Ginjineir was still thinking about the dingo when two other children invited her to join them in a game of cats cradle, but Dieri had already asked her to assist with the threshing of grass grains. Keeping Ginjineir busy, her mother thought, will help keep her mind off the pup.

Ginjineir worked the grain under her feet. When the husks were off, she separated the seeds from the dirt by rocking them in a coolamon (deep boat-shaped dish hollowed from a single piece of wood). The grain would later be roasted by shaking it some more with live coals. Then the embers would be shaken out, the grain ground with flat stones, the flour mixed with water, and the final product put into the fire as patties for baking.

The sun had just slipped behind a huge hedge of steppe overgrowth when the hunters returned with a catch of two rock wallabies and spiny anteater. A ground oven had already been dug and lined with stones.
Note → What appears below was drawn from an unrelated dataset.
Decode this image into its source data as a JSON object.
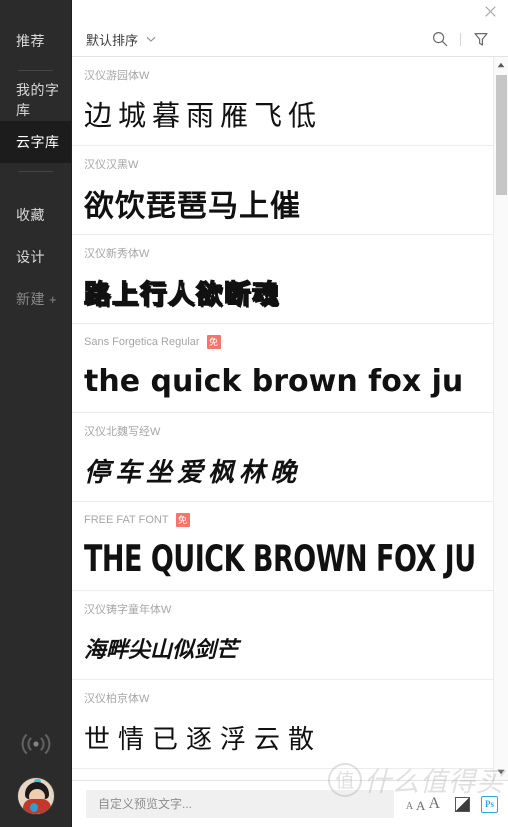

Within it a small fire had burned down to embers. The meat would soon be placed inside, covered with a sheet of bark, and heaped over with earth.

After dinner the women collected kindling and lit the sleeping fires while the men danced—skip, shuffle, stomp—to the sound of clapping boomerangs and the drone of Goodoonoo’s long, haunting didgeridoo flute.

Goodoonoo squatted next to Ginjineir who sat folded up like a little dead spider, her gaze fixed numbly on the shadows that crept across the land. He placed a kangaroo-skin bag in her lap. It moved! Curious, Ginjineir opened it. Inside was a baby wombat. “It is for you, my daughter,” said Goodoonoo, smiling broadly. “I found it motherless. It needs someone to care for it. Someone like you.”

Ginjineir picked it up. It’s tiny round eyes shone up at her like little wet pebbles. It curled itself up in her hands.

“Life is precious,” Goodoonoo said softly.

Ginjineir could feel the little animal’s heartbeat. It felt just like the dingo’s had. Warm. Alive. She rubbed her cheek against the wombat’s baby-soft fur. “Yes,” she whispered. She had something to care for again—something of her own.

She nestled herself into her father’s arms and stared contentedly across the darkening plain. “Yes,” she said again, “life is precious.”

[illustrations] Illustrated by Dick Brown